By Dave Fairfield, Senior Vice President of Feed Services
The U.S. Food and Drug Administration (FDA) on March 5 released the second installment of a draft guidance document designed to support compliance with the intentional adulteration (IA) rule established under the Food Safety Modernization Act (FSMA).
The FSMA final rule on intentional adulteration is designed to address hazards that may be intentionally introduced to human foods, including through acts of terrorism, with the intent to cause widespread harm to public health. The rule requires covered facilities to implement risk-reducing strategies for processes in human food facilities that are significantly vulnerable to intentional adulteration.
Importantly, the final rule exempts from the intentional adulteration rule requirements facilities that solely manufacture, process, pack or hold (i.e., store) animal feed and pet food. In addition, the final rule exempts facilities, such as grain elevators, that solely store food (e.g., grain) that may be destined for human consumption, except the holding of food in liquid storage tanks. However, the rule also expressly exempts from requirements the storage of mineral oil in liquid storage tanks and its application to raw, whole grains or oilseeds. Significantly, the rule does stipulate that facilities that store and apply mineral oil on other food products, such as baked goods, condiments, spices or confectionary products, evaluate mineral oil storage and use when conducting vulnerability assessments required under the regulations.
Food facilities covered by the rule will be required to develop and implement a food defense plan that identifies vulnerabilities and mitigation strategies for those vulnerabilities. The first compliance date is July 26, 2019 for facilities defined as “large” businesses (defined as those with 500 or more full-time equivalent employees and with $10,000,000 or more in average annual human food sales plus the market value of human food not sold).
FDA’s second installment of the draft guidance adds to and incorporates elements of the initial draft guidance made available on June 19, 2018 with chapters covering topics such as:
- The components of the food defense plan;
- How to conduct vulnerability assessments by:
- Using the four key activity types (KAT) method (bulk liquid receiving and loading, liquid storage and handling, secondary ingredient handling, mixing and similar activities);
- Evaluating the three fundamental elements (potential public health impact, degree of physical access to the product and ability of an attacker to successfully contaminate the product); or

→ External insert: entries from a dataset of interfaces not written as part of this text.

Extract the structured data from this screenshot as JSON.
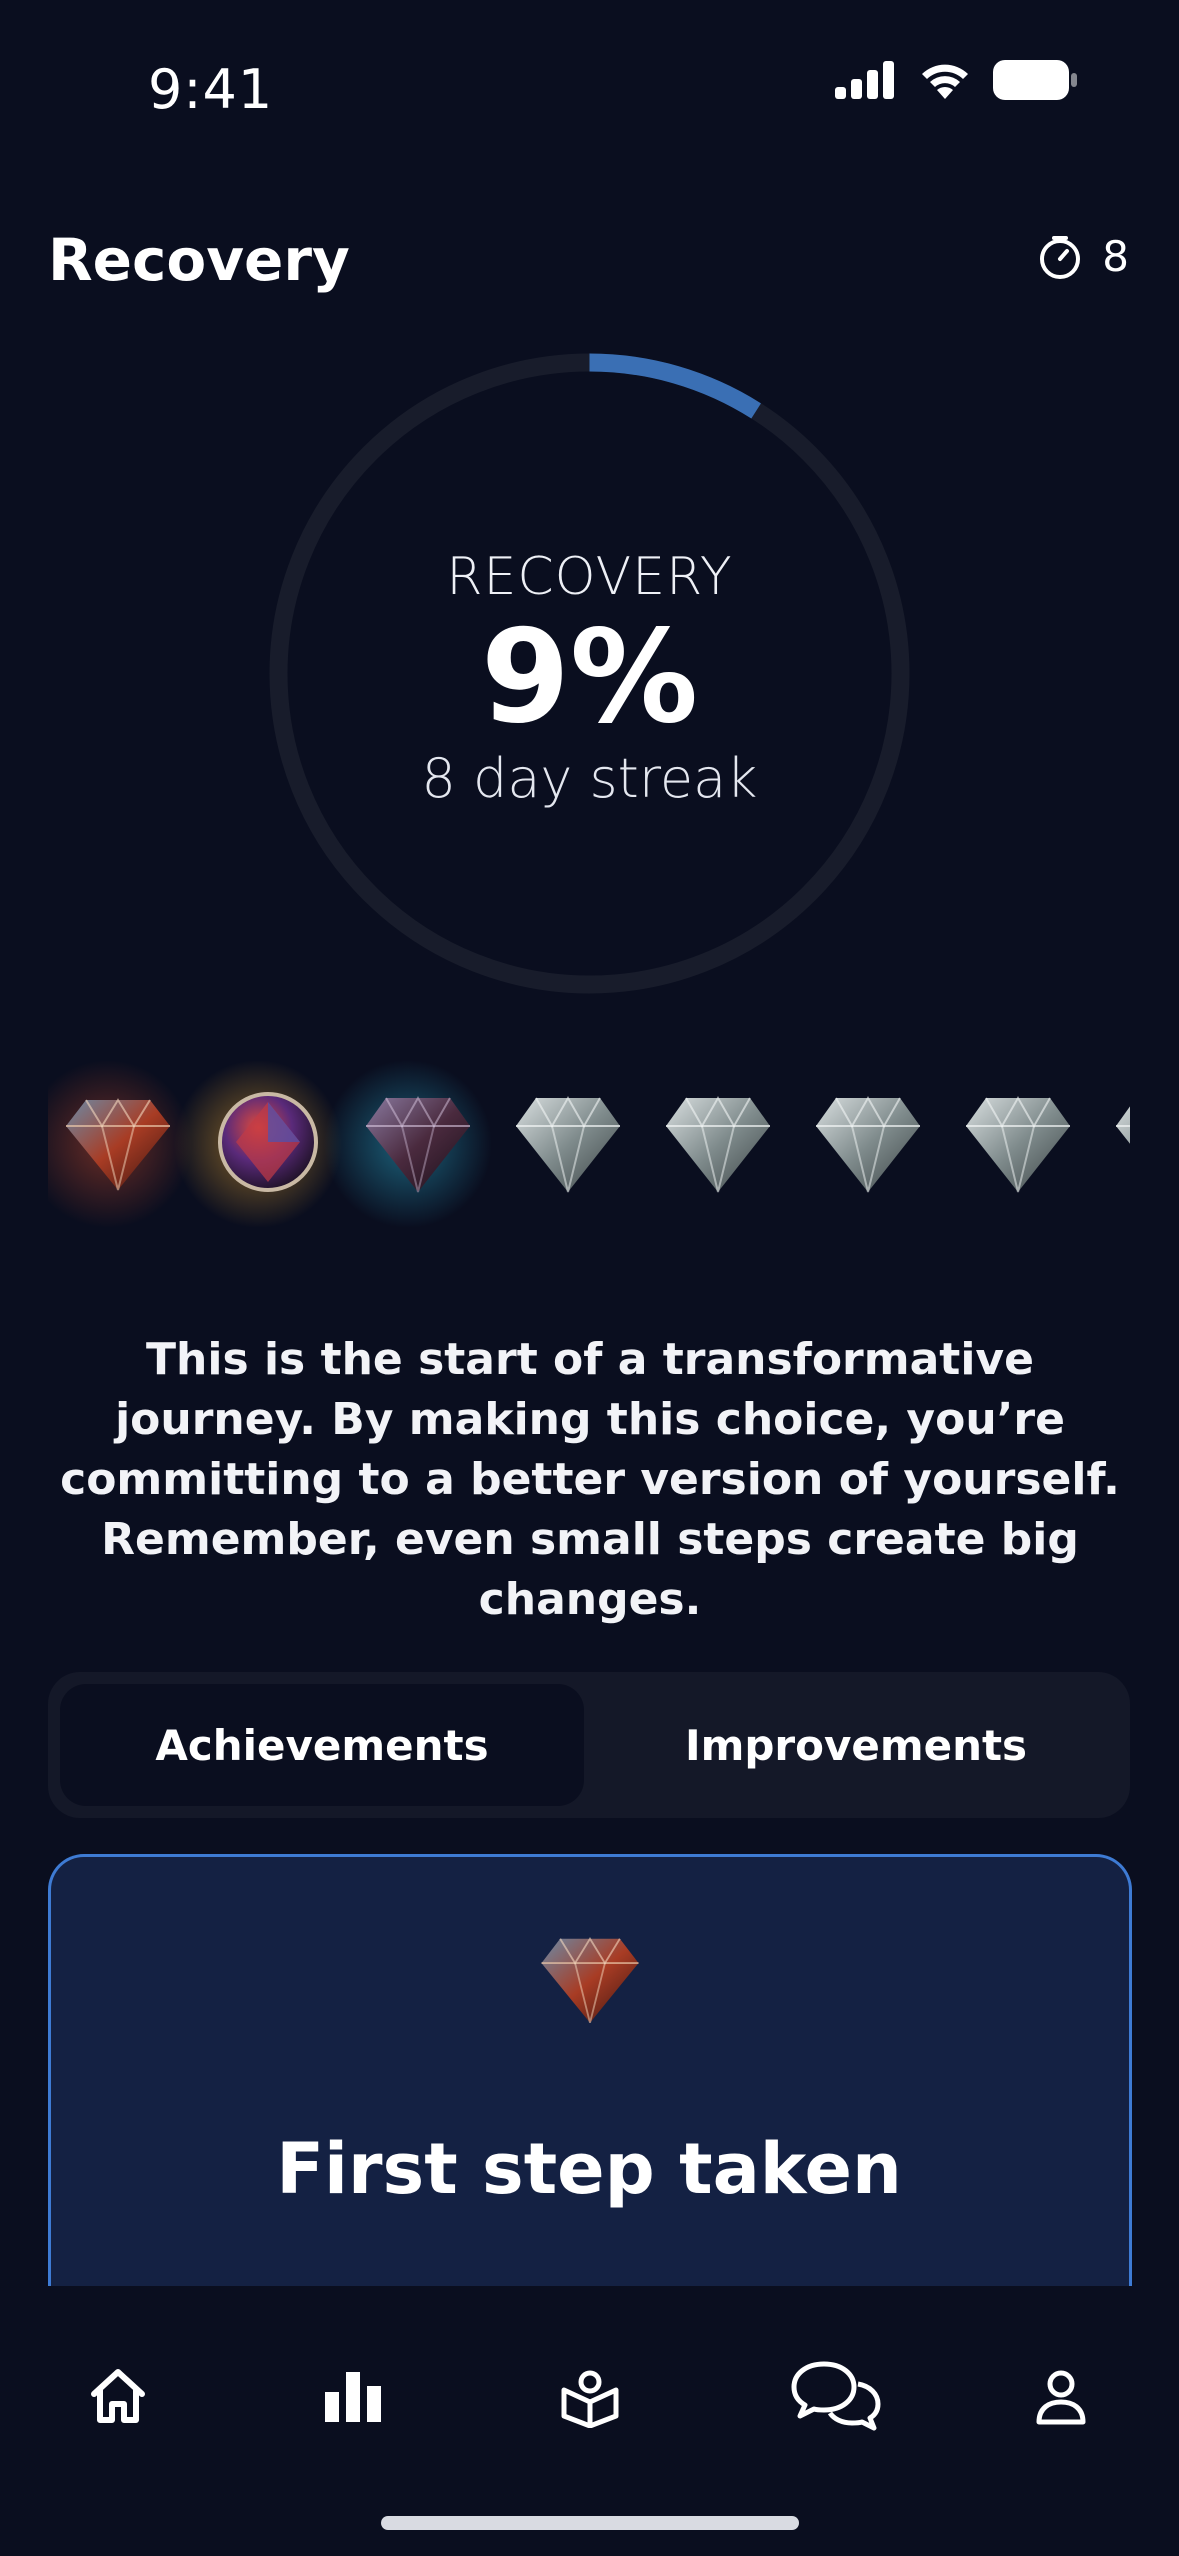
{
  "status_bar": {
    "time": "9:41",
    "icons": [
      "cellular-signal-icon",
      "wifi-icon",
      "battery-icon"
    ]
  },
  "header": {
    "title": "Recovery",
    "streak_icon": "timer-icon",
    "streak_count": "8"
  },
  "progress_ring": {
    "label": "RECOVERY",
    "value_text": "9%",
    "progress_fraction": 0.09,
    "subtitle": "8 day streak",
    "track_color": "#181c2b",
    "fill_color": "#3a6fb4"
  },
  "gems": [
    {
      "name": "red-gem-icon",
      "state": "earned"
    },
    {
      "name": "orb-gem-icon",
      "state": "earned"
    },
    {
      "name": "dark-gem-icon",
      "state": "earned"
    },
    {
      "name": "silver-gem-icon",
      "state": "locked"
    },
    {
      "name": "silver-gem-icon",
      "state": "locked"
    },
    {
      "name": "silver-gem-icon",
      "state": "locked"
    },
    {
      "name": "silver-gem-icon",
      "state": "locked"
    },
    {
      "name": "silver-gem-icon",
      "state": "locked"
    }
  ],
  "message": "This is the start of a transformative journey. By making this choice, you’re committing to a better version of yourself. Remember, even small steps create big changes.",
  "segmented": {
    "tabs": [
      "Achievements",
      "Improvements"
    ],
    "selected": "Achievements"
  },
  "achievement_card": {
    "icon": "red-gem-icon",
    "title": "First step taken",
    "border_color": "#3e7bd4"
  },
  "tab_bar": {
    "items": [
      "home-icon",
      "stats-icon",
      "learn-icon",
      "chat-icon",
      "profile-icon"
    ]
  }
}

- Using the hybrid approach, which is a combination of the KAT and three fundamental elements methods.
- How to identify and implement mitigation strategies;
- Food defense monitoring requirements;
- Education, training, and experience.
The draft guidance, once finalized, is intended to be a resource that will help the human food industry implement the intentional adulteration rule provisions in a flexible and cost-effective manner. FDA intends to conduct a public meeting on the draft guidance, and additional information about the meeting will be made available in a forthcoming announcement. FDA has provided a 120-day comment period for both the first and second installments of the draft guidance.